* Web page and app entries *
■ ■ ■

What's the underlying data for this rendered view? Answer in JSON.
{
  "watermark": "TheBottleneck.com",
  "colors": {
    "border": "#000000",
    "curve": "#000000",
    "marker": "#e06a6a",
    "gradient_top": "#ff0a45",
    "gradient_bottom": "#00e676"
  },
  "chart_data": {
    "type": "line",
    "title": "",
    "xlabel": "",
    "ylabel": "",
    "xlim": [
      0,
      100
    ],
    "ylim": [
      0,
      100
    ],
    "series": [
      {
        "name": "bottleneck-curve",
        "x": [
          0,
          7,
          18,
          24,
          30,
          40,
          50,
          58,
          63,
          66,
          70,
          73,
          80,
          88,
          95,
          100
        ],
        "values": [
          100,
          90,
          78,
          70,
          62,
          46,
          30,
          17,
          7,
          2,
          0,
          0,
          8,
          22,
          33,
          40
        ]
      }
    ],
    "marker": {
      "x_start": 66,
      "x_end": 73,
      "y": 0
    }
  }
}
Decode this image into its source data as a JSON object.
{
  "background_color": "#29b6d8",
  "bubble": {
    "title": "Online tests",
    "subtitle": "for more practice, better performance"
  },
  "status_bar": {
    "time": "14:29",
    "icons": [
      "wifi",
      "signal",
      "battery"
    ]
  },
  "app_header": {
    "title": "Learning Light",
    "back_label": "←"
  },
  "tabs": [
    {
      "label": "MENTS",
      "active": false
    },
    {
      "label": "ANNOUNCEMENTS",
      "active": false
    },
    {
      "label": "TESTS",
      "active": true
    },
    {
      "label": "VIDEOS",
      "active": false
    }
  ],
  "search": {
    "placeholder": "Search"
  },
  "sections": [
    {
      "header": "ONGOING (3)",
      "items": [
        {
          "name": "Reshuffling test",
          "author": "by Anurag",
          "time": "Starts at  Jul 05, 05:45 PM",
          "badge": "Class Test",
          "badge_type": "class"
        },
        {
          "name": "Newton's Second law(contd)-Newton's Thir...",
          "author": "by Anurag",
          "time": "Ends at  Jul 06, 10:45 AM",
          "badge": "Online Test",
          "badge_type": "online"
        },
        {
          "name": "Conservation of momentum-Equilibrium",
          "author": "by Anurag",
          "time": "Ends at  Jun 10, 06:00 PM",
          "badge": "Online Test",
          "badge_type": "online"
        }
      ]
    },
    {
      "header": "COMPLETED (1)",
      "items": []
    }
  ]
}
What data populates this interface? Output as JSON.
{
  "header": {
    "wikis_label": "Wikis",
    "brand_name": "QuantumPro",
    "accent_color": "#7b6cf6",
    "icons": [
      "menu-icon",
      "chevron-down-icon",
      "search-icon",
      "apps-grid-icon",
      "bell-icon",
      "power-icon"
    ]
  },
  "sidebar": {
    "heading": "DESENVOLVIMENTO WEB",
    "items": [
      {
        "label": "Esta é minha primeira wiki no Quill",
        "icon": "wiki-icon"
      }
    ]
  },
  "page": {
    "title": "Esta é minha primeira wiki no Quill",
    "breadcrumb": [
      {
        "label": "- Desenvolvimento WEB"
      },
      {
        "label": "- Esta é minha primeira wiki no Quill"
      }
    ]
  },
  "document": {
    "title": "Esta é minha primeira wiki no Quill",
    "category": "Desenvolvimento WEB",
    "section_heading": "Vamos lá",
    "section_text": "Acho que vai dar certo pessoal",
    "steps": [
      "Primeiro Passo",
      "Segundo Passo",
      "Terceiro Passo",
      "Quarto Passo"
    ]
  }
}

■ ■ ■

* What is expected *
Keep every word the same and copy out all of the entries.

* Response below *
What's the underlying data for this rendered view? Answer in JSON.
{
  "watermark": "TheBottleneck.com",
  "colors": {
    "border": "#000000",
    "curve": "#000000",
    "marker": "#e06a6a",
    "gradient_top": "#ff0a45",
    "gradient_bottom": "#00e676"
  },
  "chart_data": {
    "type": "line",
    "title": "",
    "xlabel": "",
    "ylabel": "",
    "xlim": [
      0,
      100
    ],
    "ylim": [
      0,
      100
    ],
    "series": [
      {
        "name": "bottleneck-curve",
        "x": [
          0,
          7,
          18,
          24,
          30,
          40,
          50,
          58,
          63,
          66,
          70,
          73,
          80,
          88,
          95,
          100
        ],
        "values": [
          100,
          90,
          78,
          70,
          62,
          46,
          30,
          17,
          7,
          2,
          0,
          0,
          8,
          22,
          33,
          40
        ]
      }
    ],
    "marker": {
      "x_start": 66,
      "x_end": 73,
      "y": 0
    }
  }
}
Decode this image into its source data as a JSON object.
{
  "background_color": "#29b6d8",
  "bubble": {
    "title": "Online tests",
    "subtitle": "for more practice, better performance"
  },
  "status_bar": {
    "time": "14:29",
    "icons": [
      "wifi",
      "signal",
      "battery"
    ]
  },
  "app_header": {
    "title": "Learning Light",
    "back_label": "←"
  },
  "tabs": [
    {
      "label": "MENTS",
      "active": false
    },
    {
      "label": "ANNOUNCEMENTS",
      "active": false
    },
    {
      "label": "TESTS",
      "active": true
    },
    {
      "label": "VIDEOS",
      "active": false
    }
  ],
  "search": {
    "placeholder": "Search"
  },
  "sections": [
    {
      "header": "ONGOING (3)",
      "items": [
        {
          "name": "Reshuffling test",
          "author": "by Anurag",
          "time": "Starts at  Jul 05, 05:45 PM",
          "badge": "Class Test",
          "badge_type": "class"
        },
        {
          "name": "Newton's Second law(contd)-Newton's Thir...",
          "author": "by Anurag",
          "time": "Ends at  Jul 06, 10:45 AM",
          "badge": "Online Test",
          "badge_type": "online"
        },
        {
          "name": "Conservation of momentum-Equilibrium",
          "author": "by Anurag",
          "time": "Ends at  Jun 10, 06:00 PM",
          "badge": "Online Test",
          "badge_type": "online"
        }
      ]
    },
    {
      "header": "COMPLETED (1)",
      "items": []
    }
  ]
}
What data populates this interface? Output as JSON.
{
  "header": {
    "wikis_label": "Wikis",
    "brand_name": "QuantumPro",
    "accent_color": "#7b6cf6",
    "icons": [
      "menu-icon",
      "chevron-down-icon",
      "search-icon",
      "apps-grid-icon",
      "bell-icon",
      "power-icon"
    ]
  },
  "sidebar": {
    "heading": "DESENVOLVIMENTO WEB",
    "items": [
      {
        "label": "Esta é minha primeira wiki no Quill",
        "icon": "wiki-icon"
      }
    ]
  },
  "page": {
    "title": "Esta é minha primeira wiki no Quill",
    "breadcrumb": [
      {
        "label": "- Desenvolvimento WEB"
      },
      {
        "label": "- Esta é minha primeira wiki no Quill"
      }
    ]
  },
  "document": {
    "title": "Esta é minha primeira wiki no Quill",
    "category": "Desenvolvimento WEB",
    "section_heading": "Vamos lá",
    "section_text": "Acho que vai dar certo pessoal",
    "steps": [
      "Primeiro Passo",
      "Segundo Passo",
      "Terceiro Passo",
      "Quarto Passo"
    ]
  }
}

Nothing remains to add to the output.